TASK INSTRUCTIONS:
Where does "visible" occur in the listing? Copy every line that holds it.

DATASET RECORDS:
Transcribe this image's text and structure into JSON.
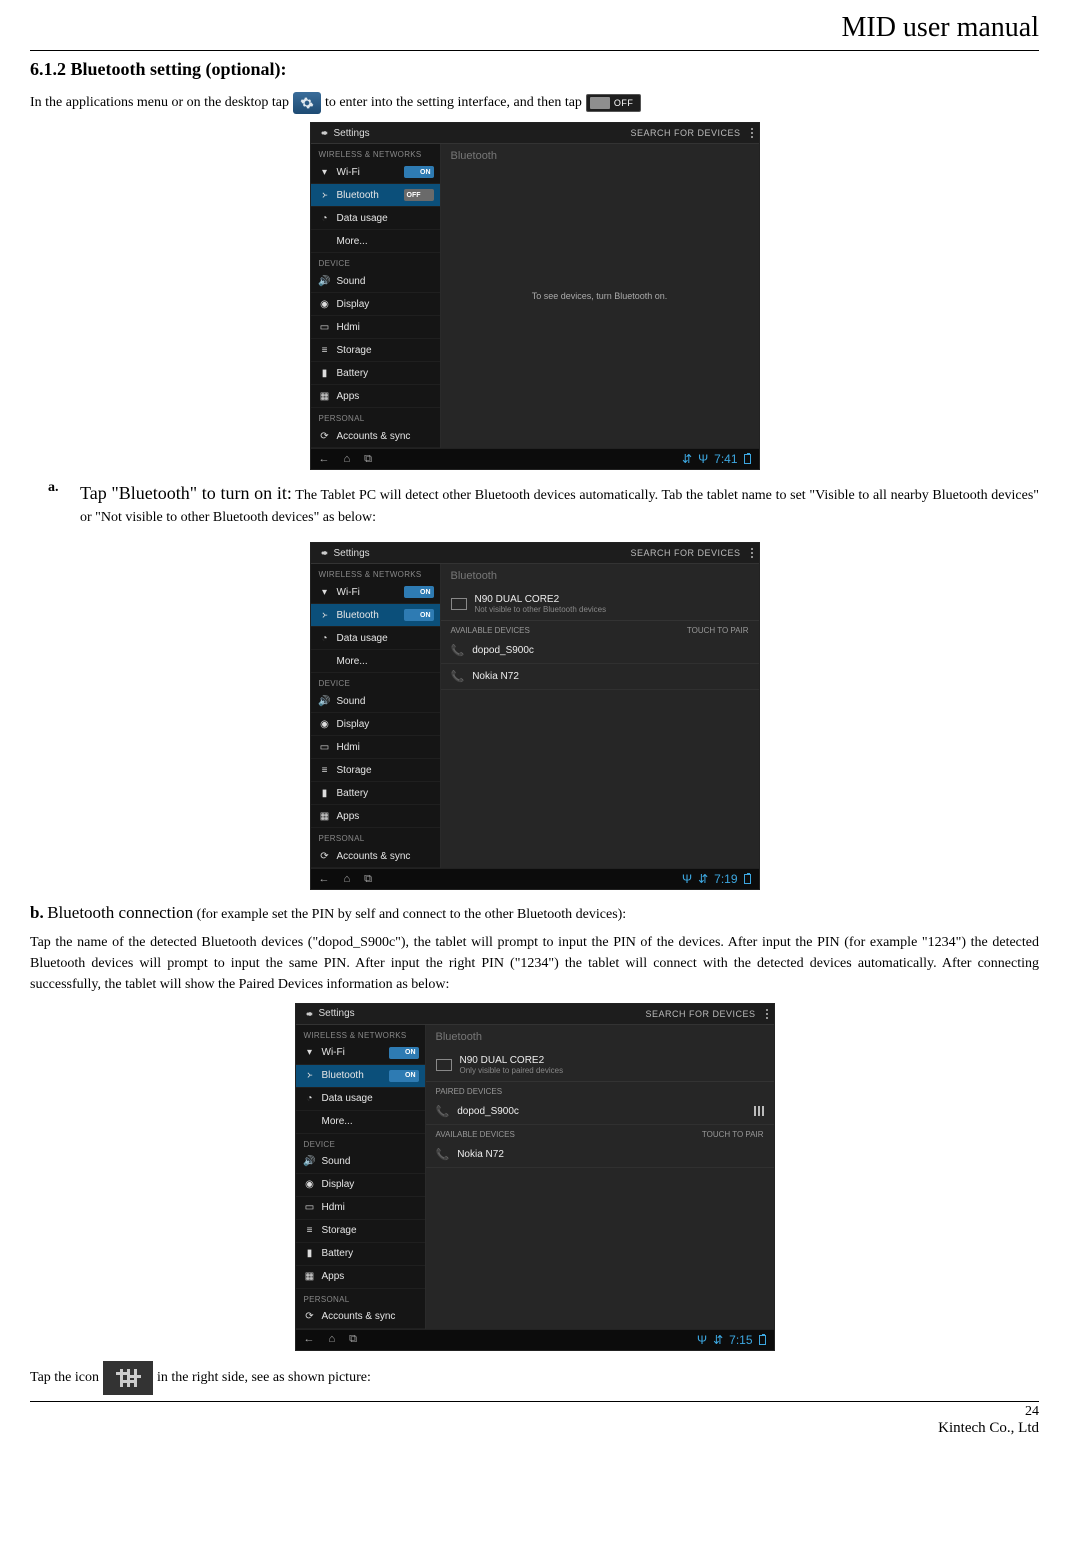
{
  "header": {
    "title": "MID user manual"
  },
  "section": {
    "heading": "6.1.2 Bluetooth setting (optional):"
  },
  "intro": {
    "part1": "In the applications menu or on the desktop tap",
    "part2": "to enter into the setting interface, and then tap",
    "off_label": "OFF"
  },
  "item_a": {
    "marker": "a.",
    "lead": "Tap \"Bluetooth\" to turn on it:",
    "rest": "The Tablet PC will detect other Bluetooth devices automatically. Tab the tablet name to set \"Visible to all nearby Bluetooth devices\" or \"Not visible to other Bluetooth devices\" as below:"
  },
  "item_b": {
    "lead_bold": "b.",
    "lead_big": "Bluetooth connection",
    "lead_rest": "(for example set the PIN by self and connect to the other Bluetooth devices):",
    "para": "Tap the name of the detected Bluetooth devices (\"dopod_S900c\"), the tablet will prompt to input the PIN of the devices. After input the PIN (for example \"1234\") the detected Bluetooth devices will prompt to input the same PIN. After input the right PIN (\"1234\") the tablet will connect with the detected devices automatically. After connecting successfully, the tablet will show the Paired Devices information as below:"
  },
  "tail": {
    "part1": "Tap the icon",
    "part2": "in the right side, see as shown picture:"
  },
  "footer": {
    "page": "24",
    "company": "Kintech Co., Ltd"
  },
  "settings_ui": {
    "title": "Settings",
    "search": "SEARCH FOR DEVICES",
    "main_label": "Bluetooth",
    "categories": {
      "wireless": "WIRELESS & NETWORKS",
      "device": "DEVICE",
      "personal": "PERSONAL"
    },
    "side": {
      "wifi": "Wi-Fi",
      "bluetooth": "Bluetooth",
      "data": "Data usage",
      "more": "More...",
      "sound": "Sound",
      "display": "Display",
      "hdmi": "Hdmi",
      "storage": "Storage",
      "battery": "Battery",
      "apps": "Apps",
      "accounts": "Accounts & sync"
    },
    "shot1": {
      "center_msg": "To see devices, turn Bluetooth on.",
      "clock": "7:41"
    },
    "shot2": {
      "self_name": "N90 DUAL CORE2",
      "self_sub": "Not visible to other Bluetooth devices",
      "avail_hdr": "AVAILABLE DEVICES",
      "touch_hdr": "TOUCH TO PAIR",
      "dev1": "dopod_S900c",
      "dev2": "Nokia N72",
      "clock": "7:19"
    },
    "shot3": {
      "self_name": "N90 DUAL CORE2",
      "self_sub": "Only visible to paired devices",
      "paired_hdr": "PAIRED DEVICES",
      "dev_paired": "dopod_S900c",
      "avail_hdr": "AVAILABLE DEVICES",
      "touch_hdr": "TOUCH TO PAIR",
      "dev_avail": "Nokia N72",
      "clock": "7:15"
    }
  }
}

EXERCISE SOLUTION:
    "rest": "The Tablet PC will detect other Bluetooth devices automatically. Tab the tablet name to set \"Visible to all nearby Bluetooth devices\" or \"Not visible to other Bluetooth devices\" as below:"
      "self_sub": "Not visible to other Bluetooth devices",
      "self_sub": "Only visible to paired devices",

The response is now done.